8. The Deputy Secretary thanked the Foreign Minister for calling and expressed his appreciation for their relaxed exchange of views. He then invited Folle to raise any topics that might be of special concern to him. The Minister responded that he, and his colleagues from Argentina and Chile, were especially concerned with prospects that the Nicaraguan example could infect Paraguay with terrorism. He said this was a general worry of those in the Southern Cone. The Deputy Secretary agreed that some aspects of the Nicaraguan situation are worrisome, but noted that special circumstances produced the upheaval in that country and pointed out that we are trying to encourage a moderate evolution of the current situation.

  1. Source: National Archives, RG 59, Central Foreign Policy File, D790458-1018. Confidential; Immediate. Drafted by Brown; cleared by Ruser, Eaton, and in D; approved by Eaton.
  2. Carter’s October 1 speech addressed the Soviet military presence in Cuba. (Public Papers: Carter, 1979, Book II, pp. 1802–1806) The speech is printed in Foreign Relations, 1977–1980, vol. I, Foundations of Foreign Policy, Document 129. On October 3, Castro addressed the UNGA. See Foreign Relations, 1977–1980, vol. XXIII, Mexico, Cuba and the Caribbean, footnote 3, Document 80.
  3. Folle met with Christopher on October 3 and Vaky on October 4, 1978. (Telegram 255684 to Montevideo, October 7, 1978; National Archives, RG 59, Central Foreign Policy File, D780411-0794) (Telegram 255509 to Montevideo, October 7, National Archives, RG 59, Central Foreign Policy File, D780410-0152)
  4. Along with the chiefs of 26 other diplomatic missions, Cheek visited two Uruguayan prisons and met with six prisoners on August 30 and 31. (Telegram 3287 from Montevideo, September 7, National Archives, RG 59, Central Foreign Policy File, D790411-0583)
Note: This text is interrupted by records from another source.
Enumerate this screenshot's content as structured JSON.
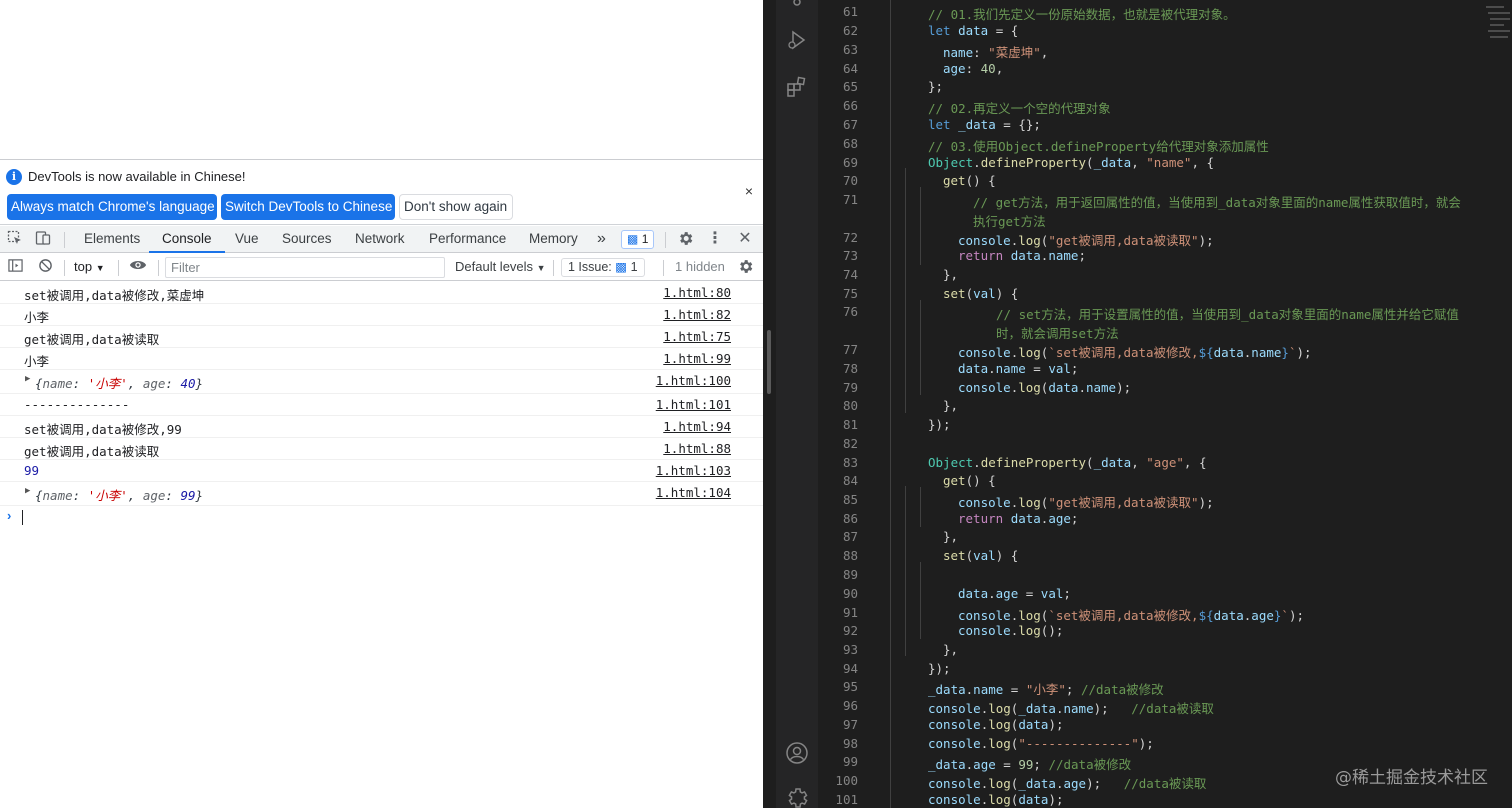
{
  "devtools": {
    "infobar": {
      "message": "DevTools is now available in Chinese!",
      "btn_match": "Always match Chrome's language",
      "btn_switch": "Switch DevTools to Chinese",
      "btn_dont_show": "Don't show again",
      "close": "×"
    },
    "tabs": [
      "Elements",
      "Console",
      "Vue",
      "Sources",
      "Network",
      "Performance",
      "Memory"
    ],
    "active_tab": "Console",
    "more": "»",
    "issues_badge": "1",
    "console_toolbar": {
      "context": "top",
      "filter_placeholder": "Filter",
      "levels": "Default levels",
      "issues": "1 Issue:",
      "issues_count": "1",
      "hidden": "1 hidden"
    },
    "logs": [
      {
        "msg": "set被调用,data被修改,菜虚坤",
        "src": "1.html:80"
      },
      {
        "msg": "小李",
        "src": "1.html:82"
      },
      {
        "msg": "get被调用,data被读取",
        "src": "1.html:75"
      },
      {
        "msg": "小李",
        "src": "1.html:99"
      },
      {
        "msg": "",
        "src": "1.html:100"
      },
      {
        "msg": "--------------",
        "src": "1.html:101"
      },
      {
        "msg": "set被调用,data被修改,99",
        "src": "1.html:94"
      },
      {
        "msg": "get被调用,data被读取",
        "src": "1.html:88"
      },
      {
        "msg": "99",
        "src": "1.html:103"
      },
      {
        "msg": "",
        "src": "1.html:104"
      }
    ],
    "obj1": {
      "k1": "name",
      "v1": "'小李'",
      "k2": "age",
      "v2": "40"
    },
    "obj2": {
      "k1": "name",
      "v1": "'小李'",
      "k2": "age",
      "v2": "99"
    }
  },
  "editor": {
    "line_numbers": [
      "61",
      "62",
      "63",
      "64",
      "65",
      "66",
      "67",
      "68",
      "69",
      "70",
      "71",
      "",
      "72",
      "73",
      "74",
      "75",
      "76",
      "",
      "77",
      "78",
      "79",
      "80",
      "81",
      "82",
      "83",
      "84",
      "85",
      "86",
      "87",
      "88",
      "89",
      "90",
      "91",
      "92",
      "93",
      "94",
      "95",
      "96",
      "97",
      "98",
      "99",
      "100",
      "101"
    ],
    "code": {
      "l61": "// 01.我们先定义一份原始数据，也就是被代理对象。",
      "l62_kw": "let",
      "l62_var": "data",
      "l62_rest": " = {",
      "l63_key": "name",
      "l63_str": "\"菜虚坤\"",
      "l64_key": "age",
      "l64_num": "40",
      "l65": "};",
      "l66": "// 02.再定义一个空的代理对象",
      "l67_kw": "let",
      "l67_var": "_data",
      "l67_rest": " = {};",
      "l68": "// 03.使用Object.defineProperty给代理对象添加属性",
      "l69_cls": "Object",
      "l69_fn": "defineProperty",
      "l69_var": "_data",
      "l69_str": "\"name\"",
      "l70_fn": "get",
      "l71a": "// get方法，用于返回属性的值，当使用到_data对象里面的name属性获取值时，就会",
      "l71b": "执行get方法",
      "l72_var": "console",
      "l72_fn": "log",
      "l72_str": "\"get被调用,data被读取\"",
      "l73_kw": "return",
      "l73_var": "data",
      "l73_var2": "name",
      "l74": "},",
      "l75_fn": "set",
      "l75_var": "val",
      "l76a": "// set方法，用于设置属性的值，当使用到_data对象里面的name属性并给它赋值",
      "l76b": "时，就会调用set方法",
      "l77_var": "console",
      "l77_fn": "log",
      "l77_str": "`set被调用,data被修改,",
      "l77_t": "${",
      "l77_var2": "data",
      "l77_var3": "name",
      "l77_t2": "}",
      "l77_end": "`",
      "l78_var": "data",
      "l78_var2": "name",
      "l78_var3": "val",
      "l79_var": "console",
      "l79_fn": "log",
      "l79_var2": "data",
      "l79_var3": "name",
      "l80": "},",
      "l81": "});",
      "l83_cls": "Object",
      "l83_fn": "defineProperty",
      "l83_var": "_data",
      "l83_str": "\"age\"",
      "l84_fn": "get",
      "l85_var": "console",
      "l85_fn": "log",
      "l85_str": "\"get被调用,data被读取\"",
      "l86_kw": "return",
      "l86_var": "data",
      "l86_var2": "age",
      "l87": "},",
      "l88_fn": "set",
      "l88_var": "val",
      "l90_var": "data",
      "l90_var2": "age",
      "l90_var3": "val",
      "l91_var": "console",
      "l91_fn": "log",
      "l91_str": "`set被调用,data被修改,",
      "l91_t": "${",
      "l91_var2": "data",
      "l91_var3": "age",
      "l91_t2": "}",
      "l91_end": "`",
      "l92_var": "console",
      "l92_fn": "log",
      "l93": "},",
      "l94": "});",
      "l95_var": "_data",
      "l95_var2": "name",
      "l95_str": "\"小李\"",
      "l95_cm": "//data被修改",
      "l96_var": "console",
      "l96_fn": "log",
      "l96_var2": "_data",
      "l96_var3": "name",
      "l96_cm": "//data被读取",
      "l97_var": "console",
      "l97_fn": "log",
      "l97_var2": "data",
      "l98_var": "console",
      "l98_fn": "log",
      "l98_str": "\"--------------\"",
      "l99_var": "_data",
      "l99_var2": "age",
      "l99_num": "99",
      "l99_cm": "//data被修改",
      "l100_var": "console",
      "l100_fn": "log",
      "l100_var2": "_data",
      "l100_var3": "age",
      "l100_cm": "//data被读取",
      "l101_var": "console",
      "l101_fn": "log",
      "l101_var2": "data"
    },
    "watermark": "@稀土掘金技术社区"
  }
}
  5. In telegram 3734 from Montevideo, October 10, the Embassy noted that it was “surprised” at this statement. After checking with Uruguayan officials, the Embassy reported that an ICRC official was in Geneva where he was “clearing proposed final agreement with ICRC headquarters,” and that the GOU “assumed that contacts would be resumed within a week to 10 days.” (National Archives, RG 59, Central Foreign Policy File, D790466-1145) The ICRC and the GOU severed relations in early 1976. (Telegram 1486 from Montevideo, May 5, 1978; National Archives, RG 59, Central Foreign Policy File, D780192-0714)